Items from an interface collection
* * * * * * *

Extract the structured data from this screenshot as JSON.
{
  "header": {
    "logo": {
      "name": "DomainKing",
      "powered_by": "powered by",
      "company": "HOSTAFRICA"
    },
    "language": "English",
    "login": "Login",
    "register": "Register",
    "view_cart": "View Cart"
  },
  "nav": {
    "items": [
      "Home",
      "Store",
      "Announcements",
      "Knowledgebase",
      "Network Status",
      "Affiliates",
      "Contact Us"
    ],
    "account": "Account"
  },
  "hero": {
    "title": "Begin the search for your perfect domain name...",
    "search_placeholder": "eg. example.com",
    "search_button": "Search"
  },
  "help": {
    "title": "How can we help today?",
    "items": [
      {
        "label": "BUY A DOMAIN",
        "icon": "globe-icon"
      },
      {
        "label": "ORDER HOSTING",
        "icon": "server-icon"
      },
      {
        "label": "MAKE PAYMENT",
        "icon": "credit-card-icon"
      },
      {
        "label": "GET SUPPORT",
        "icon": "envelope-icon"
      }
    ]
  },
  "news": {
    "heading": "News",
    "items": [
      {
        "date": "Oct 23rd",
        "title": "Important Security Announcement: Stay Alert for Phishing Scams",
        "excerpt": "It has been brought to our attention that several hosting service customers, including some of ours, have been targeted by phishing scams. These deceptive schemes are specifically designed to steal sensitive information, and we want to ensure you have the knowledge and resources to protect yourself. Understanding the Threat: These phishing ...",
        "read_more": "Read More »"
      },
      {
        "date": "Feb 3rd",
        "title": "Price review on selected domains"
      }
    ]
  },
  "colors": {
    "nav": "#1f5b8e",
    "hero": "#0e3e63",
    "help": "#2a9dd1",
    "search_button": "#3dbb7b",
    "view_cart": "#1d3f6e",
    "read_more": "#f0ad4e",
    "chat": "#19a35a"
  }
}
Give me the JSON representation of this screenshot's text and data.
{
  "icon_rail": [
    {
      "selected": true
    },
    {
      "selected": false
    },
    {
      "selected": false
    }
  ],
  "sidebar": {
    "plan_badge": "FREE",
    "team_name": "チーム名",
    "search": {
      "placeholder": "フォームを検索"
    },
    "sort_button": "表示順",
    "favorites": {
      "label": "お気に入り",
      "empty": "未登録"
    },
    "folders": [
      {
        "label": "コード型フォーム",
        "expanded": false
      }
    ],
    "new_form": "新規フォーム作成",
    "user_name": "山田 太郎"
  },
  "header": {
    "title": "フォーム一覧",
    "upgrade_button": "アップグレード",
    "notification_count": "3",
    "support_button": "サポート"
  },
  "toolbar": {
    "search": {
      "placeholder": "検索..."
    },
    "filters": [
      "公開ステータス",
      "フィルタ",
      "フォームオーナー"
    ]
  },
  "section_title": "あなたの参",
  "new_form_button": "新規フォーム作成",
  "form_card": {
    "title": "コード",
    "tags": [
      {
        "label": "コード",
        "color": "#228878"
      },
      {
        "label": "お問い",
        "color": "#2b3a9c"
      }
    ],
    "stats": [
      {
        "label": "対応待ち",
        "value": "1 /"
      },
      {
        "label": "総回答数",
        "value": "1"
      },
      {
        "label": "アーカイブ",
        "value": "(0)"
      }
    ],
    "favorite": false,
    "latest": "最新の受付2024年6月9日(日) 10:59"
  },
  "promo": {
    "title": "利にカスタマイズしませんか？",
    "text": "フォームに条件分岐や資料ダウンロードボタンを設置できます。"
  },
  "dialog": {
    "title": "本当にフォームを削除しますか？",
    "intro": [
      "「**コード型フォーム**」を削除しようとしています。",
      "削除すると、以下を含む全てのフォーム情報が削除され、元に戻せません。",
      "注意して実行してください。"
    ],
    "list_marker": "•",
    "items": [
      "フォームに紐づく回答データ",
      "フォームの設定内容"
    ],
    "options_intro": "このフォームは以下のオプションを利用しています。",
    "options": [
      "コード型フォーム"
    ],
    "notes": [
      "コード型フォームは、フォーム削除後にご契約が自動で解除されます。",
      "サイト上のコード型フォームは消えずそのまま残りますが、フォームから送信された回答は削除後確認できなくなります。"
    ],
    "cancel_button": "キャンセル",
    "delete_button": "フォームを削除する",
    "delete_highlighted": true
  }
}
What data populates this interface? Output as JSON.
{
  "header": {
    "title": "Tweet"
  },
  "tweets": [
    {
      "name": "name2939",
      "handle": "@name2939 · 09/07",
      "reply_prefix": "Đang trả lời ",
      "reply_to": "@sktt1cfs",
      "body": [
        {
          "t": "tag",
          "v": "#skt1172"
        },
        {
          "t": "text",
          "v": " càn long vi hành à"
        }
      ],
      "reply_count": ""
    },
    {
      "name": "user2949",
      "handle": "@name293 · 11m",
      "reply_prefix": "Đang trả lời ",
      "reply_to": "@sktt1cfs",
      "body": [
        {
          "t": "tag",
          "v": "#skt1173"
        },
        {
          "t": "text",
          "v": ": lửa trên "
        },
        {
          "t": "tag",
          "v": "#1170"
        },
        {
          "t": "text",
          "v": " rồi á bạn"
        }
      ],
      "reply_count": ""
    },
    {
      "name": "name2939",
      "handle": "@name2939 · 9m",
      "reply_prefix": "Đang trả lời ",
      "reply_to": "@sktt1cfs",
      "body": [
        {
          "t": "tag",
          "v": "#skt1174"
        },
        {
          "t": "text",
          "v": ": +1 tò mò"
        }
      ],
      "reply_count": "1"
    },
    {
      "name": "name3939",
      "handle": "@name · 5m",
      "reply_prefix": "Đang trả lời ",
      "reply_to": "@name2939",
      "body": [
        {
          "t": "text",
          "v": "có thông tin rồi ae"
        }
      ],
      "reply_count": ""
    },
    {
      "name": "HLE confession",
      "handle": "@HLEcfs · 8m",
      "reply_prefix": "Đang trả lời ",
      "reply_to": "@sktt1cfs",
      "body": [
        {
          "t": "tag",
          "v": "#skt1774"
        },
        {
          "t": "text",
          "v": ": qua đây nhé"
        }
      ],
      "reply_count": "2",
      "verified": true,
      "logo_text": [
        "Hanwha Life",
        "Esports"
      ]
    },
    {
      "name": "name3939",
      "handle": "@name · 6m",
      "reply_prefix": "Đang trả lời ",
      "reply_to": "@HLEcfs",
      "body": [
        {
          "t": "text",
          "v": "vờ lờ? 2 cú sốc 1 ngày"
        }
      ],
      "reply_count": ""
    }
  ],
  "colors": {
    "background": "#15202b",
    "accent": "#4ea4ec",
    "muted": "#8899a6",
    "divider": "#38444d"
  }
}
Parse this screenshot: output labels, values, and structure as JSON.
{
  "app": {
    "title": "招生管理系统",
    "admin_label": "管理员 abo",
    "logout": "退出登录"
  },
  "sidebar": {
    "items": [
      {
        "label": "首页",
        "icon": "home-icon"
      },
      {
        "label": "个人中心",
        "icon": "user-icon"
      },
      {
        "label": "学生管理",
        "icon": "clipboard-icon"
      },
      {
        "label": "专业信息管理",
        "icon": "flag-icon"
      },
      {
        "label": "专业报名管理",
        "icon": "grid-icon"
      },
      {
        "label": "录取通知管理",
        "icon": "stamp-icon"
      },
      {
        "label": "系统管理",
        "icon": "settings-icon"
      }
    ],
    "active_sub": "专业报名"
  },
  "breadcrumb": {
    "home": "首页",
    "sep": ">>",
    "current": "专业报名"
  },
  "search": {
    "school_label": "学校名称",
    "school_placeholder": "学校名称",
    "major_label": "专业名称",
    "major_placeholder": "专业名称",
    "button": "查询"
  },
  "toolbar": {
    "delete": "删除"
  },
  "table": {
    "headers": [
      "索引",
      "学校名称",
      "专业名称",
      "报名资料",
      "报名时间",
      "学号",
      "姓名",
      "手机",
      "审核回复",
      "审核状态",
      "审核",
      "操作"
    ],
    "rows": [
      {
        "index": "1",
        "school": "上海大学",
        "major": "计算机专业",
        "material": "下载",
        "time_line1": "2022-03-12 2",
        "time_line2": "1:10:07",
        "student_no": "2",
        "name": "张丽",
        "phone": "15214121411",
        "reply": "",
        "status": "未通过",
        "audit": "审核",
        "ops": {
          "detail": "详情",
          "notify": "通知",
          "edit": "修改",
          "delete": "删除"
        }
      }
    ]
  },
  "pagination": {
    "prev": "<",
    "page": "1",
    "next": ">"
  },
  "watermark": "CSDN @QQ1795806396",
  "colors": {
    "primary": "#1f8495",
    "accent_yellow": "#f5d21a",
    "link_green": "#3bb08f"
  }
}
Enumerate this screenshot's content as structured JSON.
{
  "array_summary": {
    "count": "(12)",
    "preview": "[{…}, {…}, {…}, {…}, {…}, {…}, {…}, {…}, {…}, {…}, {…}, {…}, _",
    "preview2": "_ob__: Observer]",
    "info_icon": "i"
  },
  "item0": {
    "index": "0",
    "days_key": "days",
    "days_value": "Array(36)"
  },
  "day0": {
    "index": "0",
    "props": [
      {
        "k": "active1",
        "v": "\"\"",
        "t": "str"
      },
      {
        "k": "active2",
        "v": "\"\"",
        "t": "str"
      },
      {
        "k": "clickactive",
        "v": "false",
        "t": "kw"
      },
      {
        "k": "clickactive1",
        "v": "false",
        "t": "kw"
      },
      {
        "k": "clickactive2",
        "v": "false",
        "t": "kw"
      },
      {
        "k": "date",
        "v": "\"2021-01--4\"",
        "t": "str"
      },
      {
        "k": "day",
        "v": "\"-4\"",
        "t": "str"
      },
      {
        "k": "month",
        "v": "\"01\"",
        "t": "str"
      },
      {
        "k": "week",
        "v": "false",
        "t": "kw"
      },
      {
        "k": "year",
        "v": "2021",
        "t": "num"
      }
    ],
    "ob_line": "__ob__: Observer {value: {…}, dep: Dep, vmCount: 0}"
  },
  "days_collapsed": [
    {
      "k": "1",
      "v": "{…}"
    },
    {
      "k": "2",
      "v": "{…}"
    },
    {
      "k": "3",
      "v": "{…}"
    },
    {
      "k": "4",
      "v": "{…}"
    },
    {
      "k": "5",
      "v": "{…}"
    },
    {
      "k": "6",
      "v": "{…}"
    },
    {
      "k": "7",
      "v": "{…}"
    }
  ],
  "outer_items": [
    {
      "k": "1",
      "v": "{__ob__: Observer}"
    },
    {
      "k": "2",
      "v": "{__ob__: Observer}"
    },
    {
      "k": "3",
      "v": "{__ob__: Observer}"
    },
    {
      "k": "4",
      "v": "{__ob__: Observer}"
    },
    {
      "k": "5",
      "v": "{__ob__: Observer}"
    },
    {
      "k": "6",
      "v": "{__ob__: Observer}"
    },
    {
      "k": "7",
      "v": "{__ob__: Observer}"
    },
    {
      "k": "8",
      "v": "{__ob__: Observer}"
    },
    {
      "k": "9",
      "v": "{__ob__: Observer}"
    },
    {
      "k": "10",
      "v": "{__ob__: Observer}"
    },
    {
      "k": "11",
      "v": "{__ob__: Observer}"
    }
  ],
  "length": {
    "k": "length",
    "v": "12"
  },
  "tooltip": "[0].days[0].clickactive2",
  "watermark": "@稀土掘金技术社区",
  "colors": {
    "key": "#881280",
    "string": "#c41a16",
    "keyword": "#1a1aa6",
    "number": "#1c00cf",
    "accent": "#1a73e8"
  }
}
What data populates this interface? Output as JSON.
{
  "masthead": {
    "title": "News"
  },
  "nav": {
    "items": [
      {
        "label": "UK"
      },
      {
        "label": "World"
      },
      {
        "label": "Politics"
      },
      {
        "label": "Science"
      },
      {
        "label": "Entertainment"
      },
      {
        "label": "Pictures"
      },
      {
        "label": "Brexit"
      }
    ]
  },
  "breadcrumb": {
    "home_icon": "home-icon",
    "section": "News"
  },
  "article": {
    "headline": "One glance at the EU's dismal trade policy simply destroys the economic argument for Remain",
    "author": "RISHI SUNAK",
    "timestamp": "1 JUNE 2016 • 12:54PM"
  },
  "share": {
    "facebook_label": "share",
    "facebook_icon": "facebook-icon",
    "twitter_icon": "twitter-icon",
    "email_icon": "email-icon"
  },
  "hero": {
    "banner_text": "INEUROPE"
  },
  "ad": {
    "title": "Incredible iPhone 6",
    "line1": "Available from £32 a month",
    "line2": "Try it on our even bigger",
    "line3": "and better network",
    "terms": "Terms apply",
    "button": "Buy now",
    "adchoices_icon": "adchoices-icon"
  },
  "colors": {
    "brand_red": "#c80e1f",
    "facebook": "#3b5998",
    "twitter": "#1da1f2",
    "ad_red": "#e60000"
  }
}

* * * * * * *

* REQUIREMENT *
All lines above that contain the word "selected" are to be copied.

* ANSWER TO THIS EXERCISE *
        "title": "Price review on selected domains"
      "selected": true
      "selected": false
      "selected": false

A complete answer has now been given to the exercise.